Oil is at $150 per Barrell, Domestic Airfare's $800: What will Academics do?

This recent article about oil shock planning in the New York Times-- link is here http://www.nytimes.com/2007/11/02/business/02wargame.html?_r=1&oref=slogin --should cause academics to sit up and notice.

The Times writes...
"War in Iran. Gasoline rationing, at $5 a gallon. A military draft. A Chinese takeover of Taiwan. A military anhttp://www.blogger.com/img/gl.link.gifd political confrontation with Venezuela. Double-digit inflation and unemployment. The draining of the Strategic Petroleum Reserve....$150-a-barrel oil."

What will academics do when these prices impact airfare? How will schools pay for travel to conferences? Will criteria for T and P change?

I would expect a lot will change. What I hope happens is consideration of localization of academic talent. Local conferences, local meetups, local interdisciplinary efforts in teaching. In conjunction, of course, with national and international scholarly efforts in publishing and blogging. Occasionally, a strong need will compel academics to fly. But until a new source of energy is found, it just might not be feasible.

We ought to think ahead about this.

1 comment:

Himself said...

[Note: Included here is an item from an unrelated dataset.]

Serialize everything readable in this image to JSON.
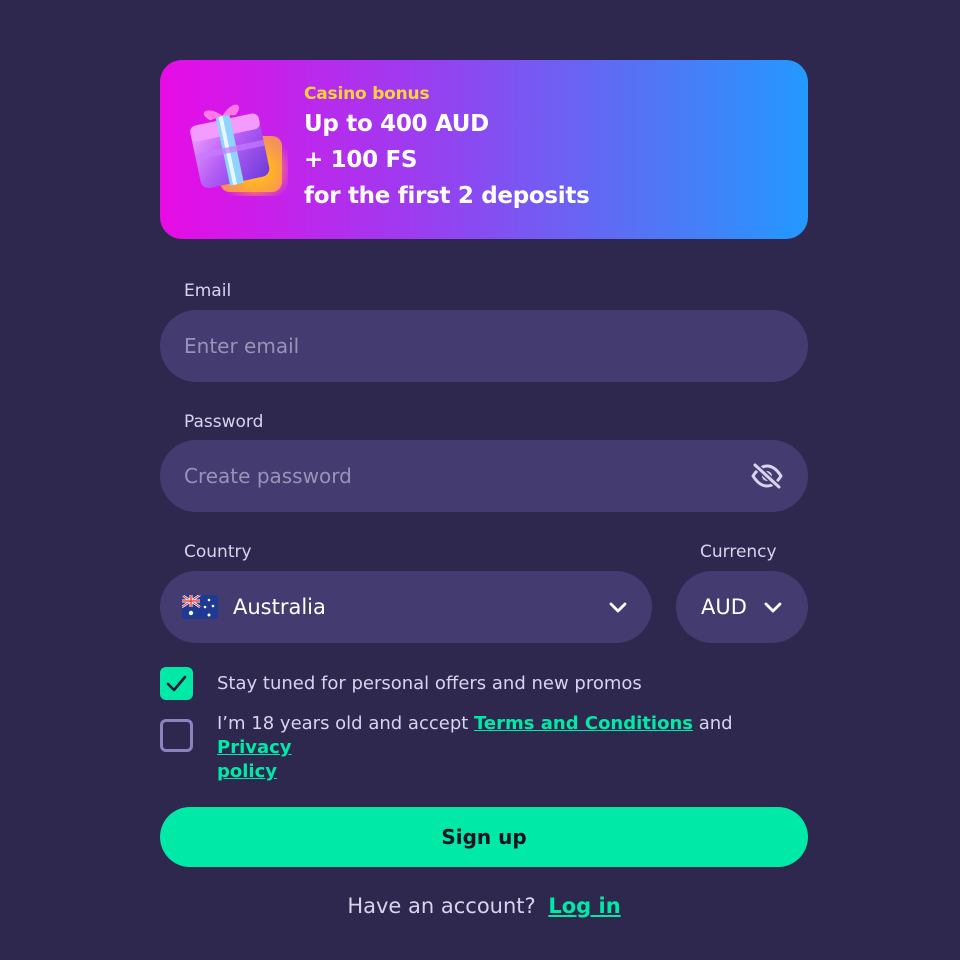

The way we fly at present, academic or not, is nothing short of crazy. Regardless of the price, it's extraordinarily dangerous to the planet. We now have technologies that should allow us to get round the need to fly, so, frankly, we should stop. Fidel Castro made some excellent comments on this lately, specifically that despite the fact that Cuba was now awash with Venezuelan oil, it didn't mean that bureaucrats could start travelling all over the place on junkets.